Not every CV needs a summary, but if your career journey has been long or complicated it can really bring your story together.
Take the time to match your summary to the role you’re applying for. Talk about how your skills and attitude support the duties listed in the job description. Explicitly mention the company and job title if it makes sense to do so.
This is your chance to make a huge first impression.
If you’re a recent grad or don’t have much experience in your field, you can summarize the skills and experience you gained during internships or when volunteering, and emphasize how you’ll bring value to the company.
Most hiring managers and recruiters will focus primarily on your previous work experience. Highlight this after your summary. A standard CV covers the information most important to the employer, which means your work history should include your most recent experience and descriptions of key projects or responsibilities in each role.
List your experience in reverse chronological order, with the most recent first.

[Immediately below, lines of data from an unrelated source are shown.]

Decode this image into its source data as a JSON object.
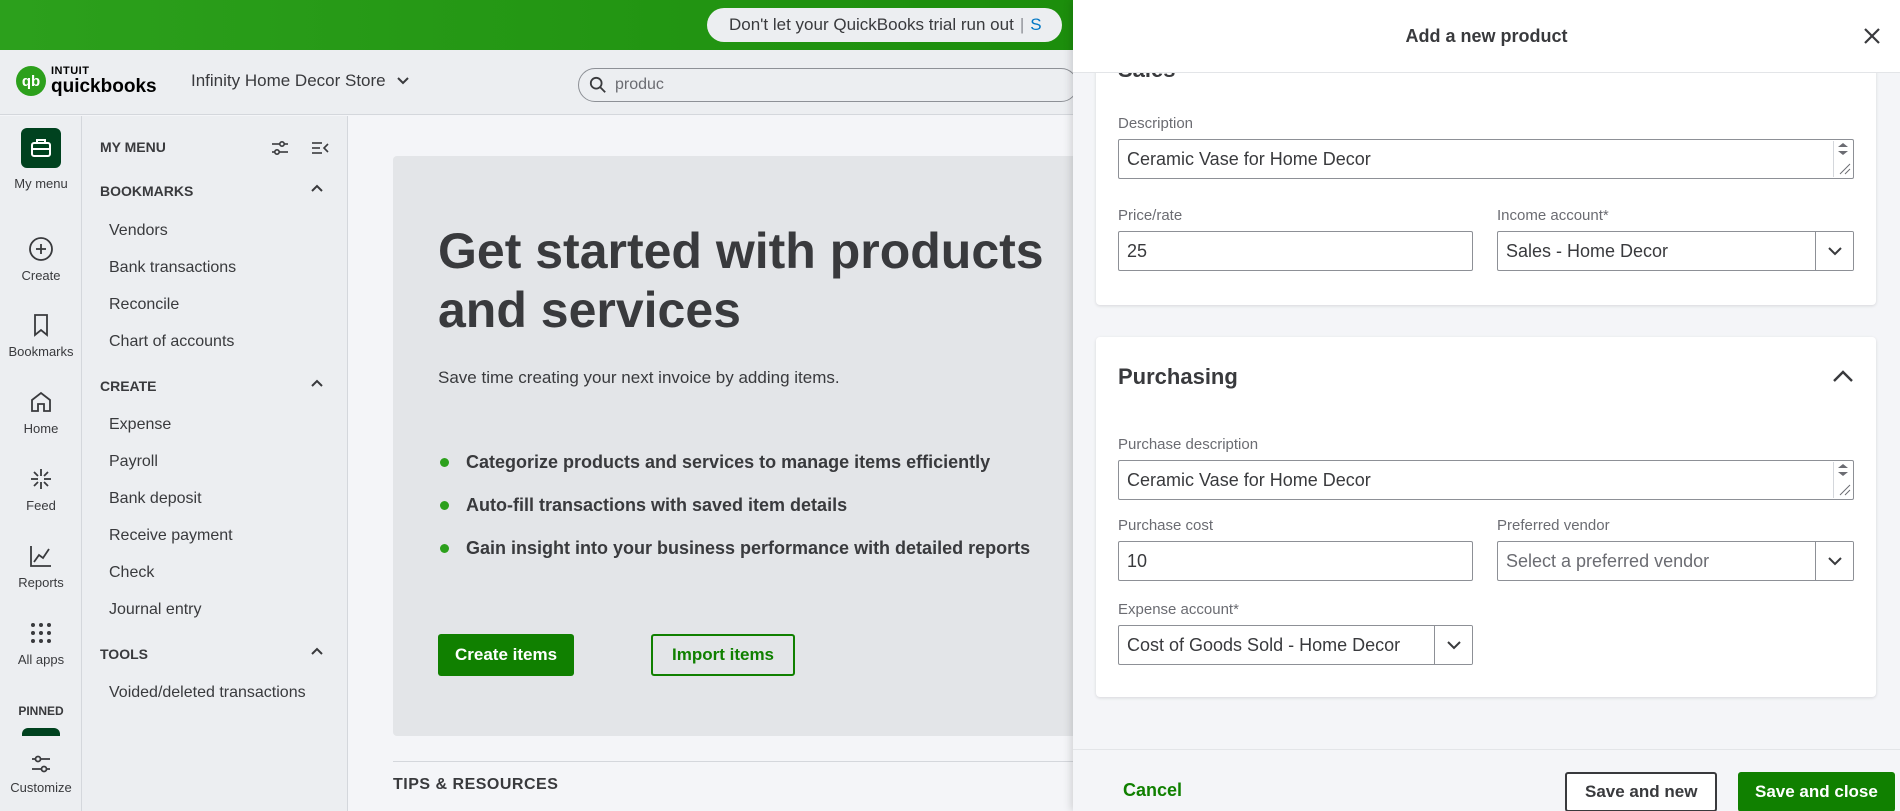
{
  "banner": {
    "text": "Don't let your QuickBooks trial run out",
    "link": "S"
  },
  "header": {
    "logo_top": "INTUIT",
    "logo_bottom": "quickbooks",
    "company_name": "Infinity Home Decor Store",
    "search_value": "produc"
  },
  "rail": {
    "items": [
      {
        "label": "My menu",
        "icon": "briefcase-icon"
      },
      {
        "label": "Create",
        "icon": "plus-circle-icon"
      },
      {
        "label": "Bookmarks",
        "icon": "bookmark-icon"
      },
      {
        "label": "Home",
        "icon": "home-icon"
      },
      {
        "label": "Feed",
        "icon": "sparkle-icon"
      },
      {
        "label": "Reports",
        "icon": "chart-line-icon"
      },
      {
        "label": "All apps",
        "icon": "grid-icon"
      }
    ],
    "pinned_label": "PINNED",
    "customize_label": "Customize"
  },
  "menu": {
    "title": "MY MENU",
    "sections": [
      {
        "title": "BOOKMARKS",
        "items": [
          "Vendors",
          "Bank transactions",
          "Reconcile",
          "Chart of accounts"
        ]
      },
      {
        "title": "CREATE",
        "items": [
          "Expense",
          "Payroll",
          "Bank deposit",
          "Receive payment",
          "Check",
          "Journal entry"
        ]
      },
      {
        "title": "TOOLS",
        "items": [
          "Voided/deleted transactions"
        ]
      }
    ]
  },
  "hero": {
    "title": "Get started with products and services",
    "subtitle": "Save time creating your next invoice by adding items.",
    "bullets": [
      "Categorize products and services to manage items efficiently",
      "Auto-fill transactions with saved item details",
      "Gain insight into your business performance with detailed reports"
    ],
    "create_button": "Create items",
    "import_button": "Import items",
    "tips_heading": "TIPS & RESOURCES"
  },
  "drawer": {
    "title": "Add a new product",
    "sales": {
      "title": "Sales",
      "description_label": "Description",
      "description_value": "Ceramic Vase for Home Decor",
      "price_label": "Price/rate",
      "price_value": "25",
      "income_label": "Income account*",
      "income_value": "Sales - Home Decor"
    },
    "purchasing": {
      "title": "Purchasing",
      "description_label": "Purchase description",
      "description_value": "Ceramic Vase for Home Decor",
      "cost_label": "Purchase cost",
      "cost_value": "10",
      "vendor_label": "Preferred vendor",
      "vendor_placeholder": "Select a preferred vendor",
      "expense_label": "Expense account*",
      "expense_value": "Cost of Goods Sold - Home Decor"
    },
    "footer": {
      "cancel": "Cancel",
      "save_new": "Save and new",
      "save_close": "Save and close"
    }
  },
  "colors": {
    "brand_green": "#2ca01c",
    "dark_green": "#108000",
    "nav_active": "#00421f"
  }
}
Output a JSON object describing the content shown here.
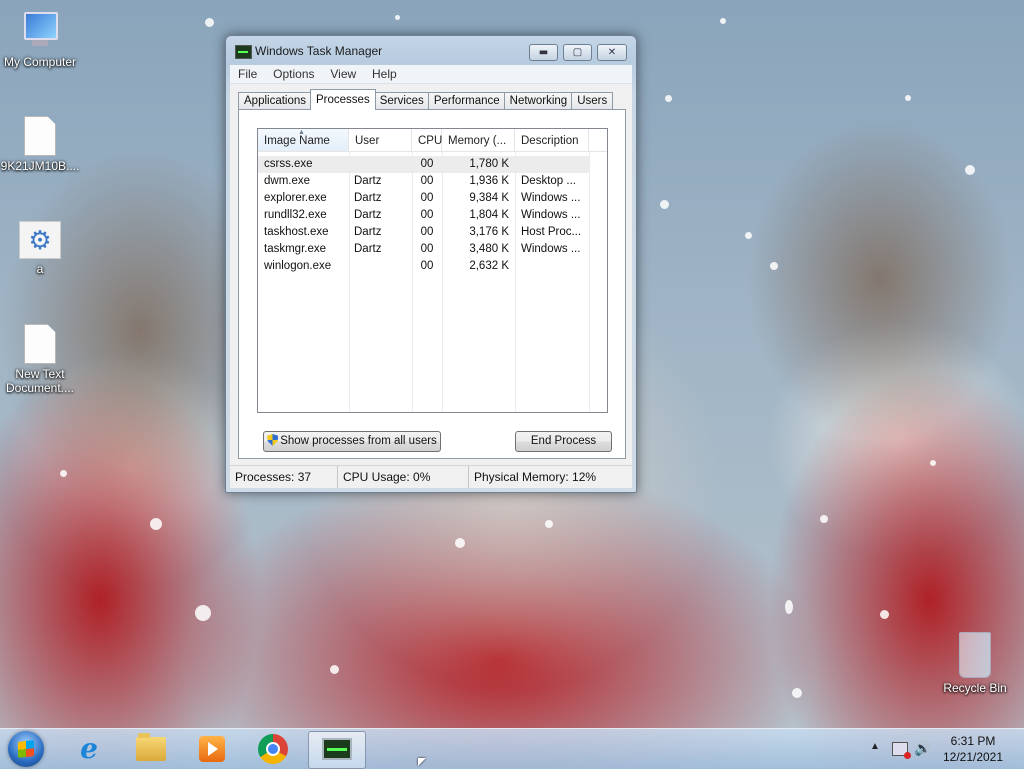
{
  "desktop": {
    "icons": [
      {
        "label": "My Computer",
        "icon": "computer-icon"
      },
      {
        "label": "9K21JM10B....",
        "icon": "document-icon"
      },
      {
        "label": "a",
        "icon": "settings-icon"
      },
      {
        "label_line1": "New Text",
        "label_line2": "Document....",
        "icon": "text-document-icon"
      },
      {
        "label": "Recycle Bin",
        "icon": "recycle-bin-icon"
      }
    ]
  },
  "window": {
    "title": "Windows Task Manager",
    "controls": {
      "minimize": "▬",
      "maximize": "▢",
      "close": "✕"
    },
    "menu": [
      "File",
      "Options",
      "View",
      "Help"
    ],
    "tabs": [
      "Applications",
      "Processes",
      "Services",
      "Performance",
      "Networking",
      "Users"
    ],
    "active_tab": "Processes",
    "columns": [
      "Image Name",
      "User Name",
      "CPU",
      "Memory (...",
      "Description"
    ],
    "sort_indicator": "▲",
    "processes": [
      {
        "image": "csrss.exe",
        "user": "",
        "cpu": "00",
        "memory": "1,780 K",
        "description": ""
      },
      {
        "image": "dwm.exe",
        "user": "Dartz",
        "cpu": "00",
        "memory": "1,936 K",
        "description": "Desktop ..."
      },
      {
        "image": "explorer.exe",
        "user": "Dartz",
        "cpu": "00",
        "memory": "9,384 K",
        "description": "Windows ..."
      },
      {
        "image": "rundll32.exe",
        "user": "Dartz",
        "cpu": "00",
        "memory": "1,804 K",
        "description": "Windows ..."
      },
      {
        "image": "taskhost.exe",
        "user": "Dartz",
        "cpu": "00",
        "memory": "3,176 K",
        "description": "Host Proc..."
      },
      {
        "image": "taskmgr.exe",
        "user": "Dartz",
        "cpu": "00",
        "memory": "3,480 K",
        "description": "Windows ..."
      },
      {
        "image": "winlogon.exe",
        "user": "",
        "cpu": "00",
        "memory": "2,632 K",
        "description": ""
      }
    ],
    "buttons": {
      "show_all": "Show processes from all users",
      "end_process": "End Process"
    },
    "status": {
      "processes": "Processes: 37",
      "cpu": "CPU Usage: 0%",
      "memory": "Physical Memory: 12%"
    }
  },
  "taskbar": {
    "apps": [
      "internet-explorer-icon",
      "file-explorer-icon",
      "media-player-icon",
      "chrome-icon",
      "task-manager-icon"
    ],
    "tray": {
      "show_hidden": "▲",
      "volume": "🔊"
    },
    "clock": {
      "time": "6:31 PM",
      "date": "12/21/2021"
    }
  }
}
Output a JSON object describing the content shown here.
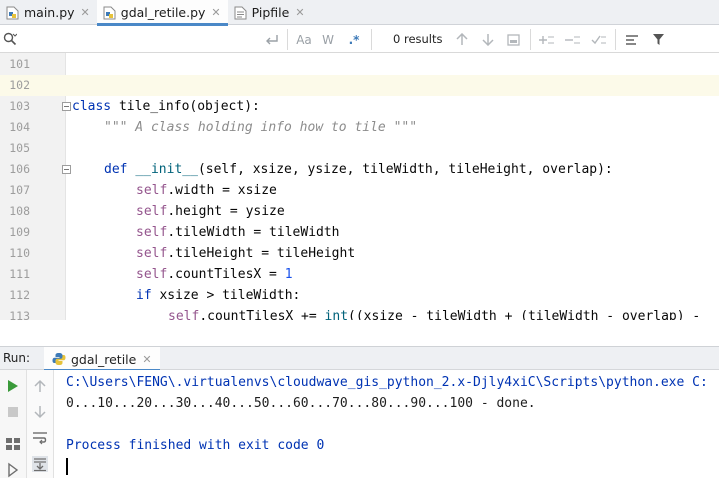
{
  "tabs": [
    {
      "label": "main.py",
      "icon": "python-file-icon",
      "active": false
    },
    {
      "label": "gdal_retile.py",
      "icon": "python-file-icon",
      "active": true
    },
    {
      "label": "Pipfile",
      "icon": "pipfile-icon",
      "active": false
    }
  ],
  "search": {
    "placeholder": "",
    "value": "",
    "match_case_label": "Aa",
    "words_label": "W",
    "regex_label": ".*",
    "results_text": "0 results"
  },
  "editor": {
    "current_line": "102",
    "lines": [
      {
        "num": "101"
      },
      {
        "num": "102"
      },
      {
        "num": "103"
      },
      {
        "num": "104"
      },
      {
        "num": "105"
      },
      {
        "num": "106"
      },
      {
        "num": "107"
      },
      {
        "num": "108"
      },
      {
        "num": "109"
      },
      {
        "num": "110"
      },
      {
        "num": "111"
      },
      {
        "num": "112"
      },
      {
        "num": "113"
      }
    ],
    "code": {
      "l103_kw": "class",
      "l103_rest": " tile_info(object):",
      "l104_doc": "\"\"\" A class holding info how to tile \"\"\"",
      "l106_kw": "def",
      "l106_fn": "__init__",
      "l106_rest": "(self, xsize, ysize, tileWidth, tileHeight, overlap):",
      "l107_self": "self",
      "l107_rest": ".width = xsize",
      "l108_self": "self",
      "l108_rest": ".height = ysize",
      "l109_self": "self",
      "l109_rest": ".tileWidth = tileWidth",
      "l110_self": "self",
      "l110_rest": ".tileHeight = tileHeight",
      "l111_self": "self",
      "l111_rest": ".countTilesX = ",
      "l111_num": "1",
      "l112_kw": "if",
      "l112_rest": " xsize > tileWidth:",
      "l113_self": "self",
      "l113_rest": ".countTilesX += ",
      "l113_fn": "int",
      "l113_tail": "((xsize - tileWidth + (tileWidth - overlap) -"
    }
  },
  "run": {
    "label": "Run:",
    "tab_label": "gdal_retile",
    "console": [
      {
        "kind": "cmd",
        "text": "C:\\Users\\FENG\\.virtualenvs\\cloudwave_gis_python_2.x-Djly4xiC\\Scripts\\python.exe C:"
      },
      {
        "kind": "out",
        "text": "0...10...20...30...40...50...60...70...80...90...100 - done."
      },
      {
        "kind": "blank",
        "text": ""
      },
      {
        "kind": "exit",
        "text": "Process finished with exit code 0"
      }
    ]
  },
  "colors": {
    "accent": "#4a88c7",
    "keyword": "#0033b3",
    "self": "#94558d",
    "number": "#1750eb",
    "run_green": "#3a9a3a"
  }
}
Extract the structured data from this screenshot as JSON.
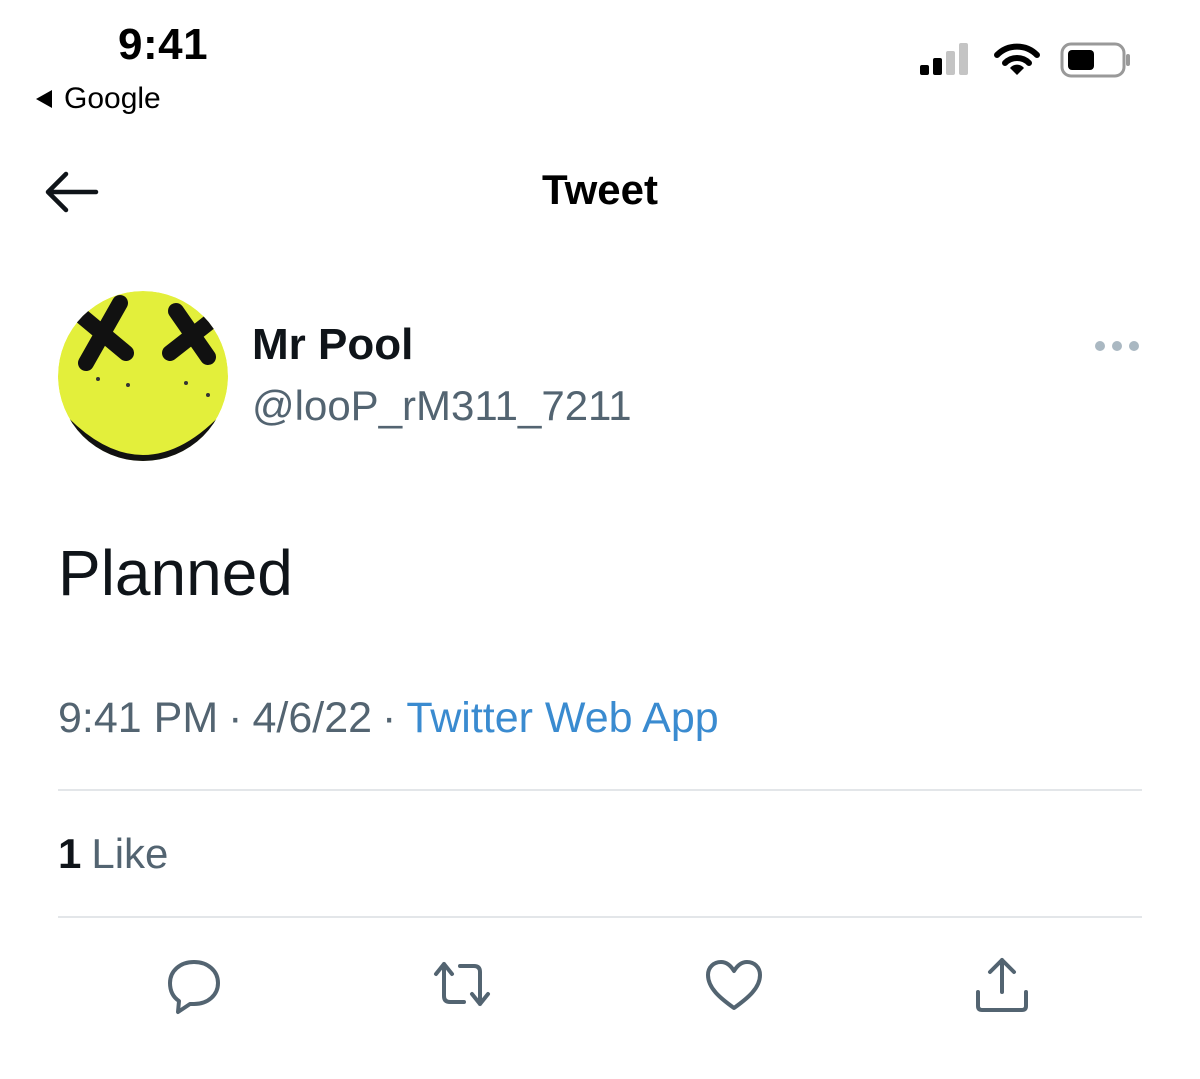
{
  "status_bar": {
    "time": "9:41",
    "back_app": "Google",
    "icons": [
      "cellular-signal-icon",
      "wifi-icon",
      "battery-icon"
    ]
  },
  "header": {
    "title": "Tweet",
    "back_icon": "back-arrow-icon"
  },
  "tweet": {
    "author": {
      "display_name": "Mr Pool",
      "handle": "@looP_rM311_7211"
    },
    "text": "Planned",
    "time": "9:41 PM",
    "date": "4/6/22",
    "separator": "·",
    "source": "Twitter Web App",
    "likes": {
      "count": "1",
      "label": "Like"
    }
  },
  "actions": [
    {
      "name": "reply",
      "icon": "reply-icon"
    },
    {
      "name": "retweet",
      "icon": "retweet-icon"
    },
    {
      "name": "like",
      "icon": "heart-icon"
    },
    {
      "name": "share",
      "icon": "share-icon"
    }
  ],
  "colors": {
    "text_primary": "#0f1419",
    "text_secondary": "#536471",
    "link": "#3a8bd0",
    "divider": "#e3e6e9",
    "avatar_yellow": "#e3ef3b"
  }
}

Keep this in mind: how did your work set you apart from others in a similar role, or from your colleagues?
Break up paragraphs with bullet points. Shorter sentences are easier to read, especially for someone who might only have time to scan your CV during the initial screening. Long, convoluted sentences won’t make you sound more intelligent or more professional. They’ll only slow down the reader and make you harder to understand.
Be consistent from one section to the next. Every job and description should follow the same format. If you include a title, employer, date and description in that order, make sure you do it this way throughout your CV.
Here’s a typical employment history structure for a reverse-chronological or combination CV:
Use facts and figures when possible. Did you help the company increase their sales by 46% in three months? Did you solve 1000+ database issues and improve team efficiency by 20%? Were you responsible for bringing in an additional $50,000 from an email campaign? It’s easy to say you were successful in your previous role, but if you can quantify this success, you have a better chance of impressing the employer.
If you’ve been in the workforce for a while and want to keep your CV short and strong, only include relevant experience. Take out extraneous roles, especially if they’re over 10 years old. The only exception is if it’s with a recognizable brand (for example, working at Google says a lot about your skills and personality).
If you’re worried about a super-long CV but you want to offer additional information, you can always create a simple one-page website and link to it. However, designing a professional-looking site takes skill and time, so unless you’re feeling extra confident, your best bet is to link to your up-to-date LinkedIn profile.
Hiring managers want to see how your education supports your application, especially if it’s for a role where you’re working with numbers, money or safety. A standard CV should include your educational background in reverse-chronological order (where you mention your most recent studies first).
This includes courses (online or offline), certificates, and degrees relevant to your ideal position and industry. If your education is in a different field, highlight how it supports what you do now.
Many career coaches and industry experts recommend carefully reviewing the job posting and customizing your CV to mirror the language and keywords the employer uses, as well as the requirements of the position.
Are you fluent in other languages? Highlight those and be honest about your speaking level: basic, intermediate, advanced, or native.
Some people also include a line about their hobbies and passions, which gives the employer a more holistic idea of who you are. An accountant who goes skydiving every weekend? That’s definitely a way to break the ice during an interview.
Here are some examples of resumes from different industries that tie in some of these concepts:
If you want “done for you” templates that put all of these things in place for you, sign up to VisualCV here.